Very early on in the story, we’re treated with an interview of Stark in front of a Senate sub-committee about the Iron Man suit, and why he won’t give it up. The scene in Monaco further underlines the message at the core of the film, which runs throughout: what is the difference between a weapon and an asset, a hero or a villain? Is Iron Man good because the technology is good, or because Tony Stark is good as the controller of the technology? I think we see quite clearly with counterexamples that Stark is our hero, through and through, and what makes the difference with Iron Man. Stark and Hammer are similar, but Hammer is evil, therefore taking his company’s pursuits into the gray area. Stark and Venko are similar as well, but Venko uses his brilliance for revenge, not for good. There is a subtle difference.

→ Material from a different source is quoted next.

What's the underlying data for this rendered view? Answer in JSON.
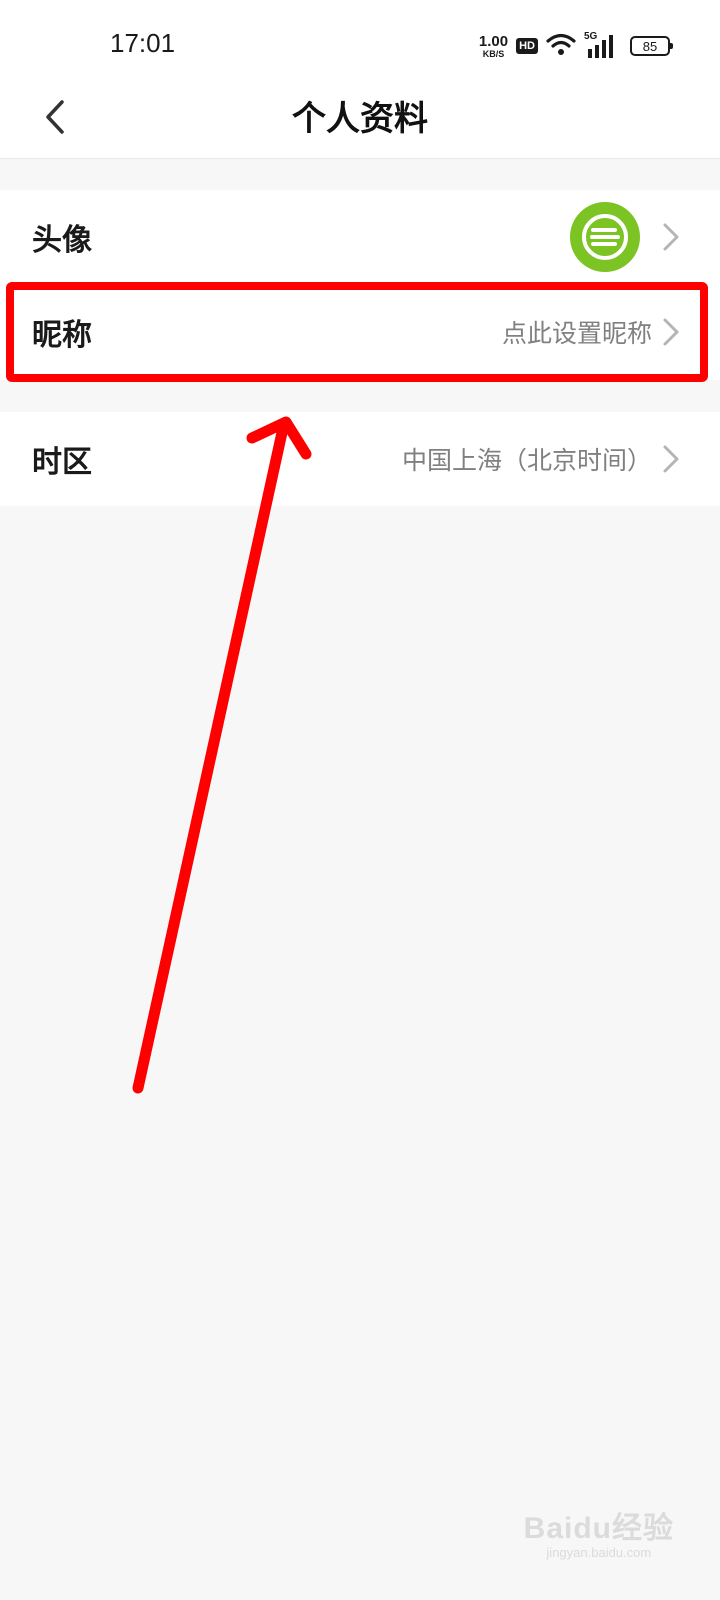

But ultimately by the end we’re left asking another question about Tony Stark: does Tony Stark define who Iron Man is, or does Iron Man define who Tony Stark is? I hope by the end we can say it is the former, but by exploring these questions and themes throughout the film, it really elevates an otherwise fairly standard, straight-forward action movie.
We do also get treated with the introductions of Black Widow (ScarJo), who bursts onto the scene as a bad-ass. Johansson is really stunning in this film, commanding the room with both her beauty and her brawn. I kind of love that we don’t get to know much about her, which will be a staple of bringing people back to these movies time and again. As an ancillary character at this point, the producers can get away with underdeveloping her character in this film, setting up a larger recurring role in the future. She is just mysterious enough to be intriguing. As for Rhodes, we knew him before, although with a new actor in Don Cheadle, we get a subtle upgrade in performer. I like Terrence Howard, but I think Cheadle feels more comfortable and confident in the role of newly minted War Machine. It’s not a perfect delivery, but Stark feels confident enough in Rhodes as a person to handle the Iron Man suit on behalf of the military. Anyone else and I think it’s clear he would not hand over the suit.
It is strange revisiting these earlier films that I’ve not seen since they were initially released. I don’t have much of a recollection, and yet when I look back upon the franchise it is largely with rose colored glasses due to the successes and how far its come as an interwoven tale told over the span of 23 chapters. The reality is that I’m not sure when the first truly great MCU movie comes along. Iron Man 2 is not great. In fact, I was teetering between not liking it and liking it, but everything I’ve discussed previously is what swayed my ultimate rating of the film. It’s a good movie, another in the line of films that lays the groundwork. But my fear is that we’ll continue getting this good, yet clearly somewhat forgettable, films. Perhaps hiring a truly artistic director will do the job, or finally bringing the team together for the payoff of this leg work will net greater results. For the time being though, the series is good. That’s as far as I can go. But I know greatness lies ahead, even if only in the form of the summation of this collection of good movies.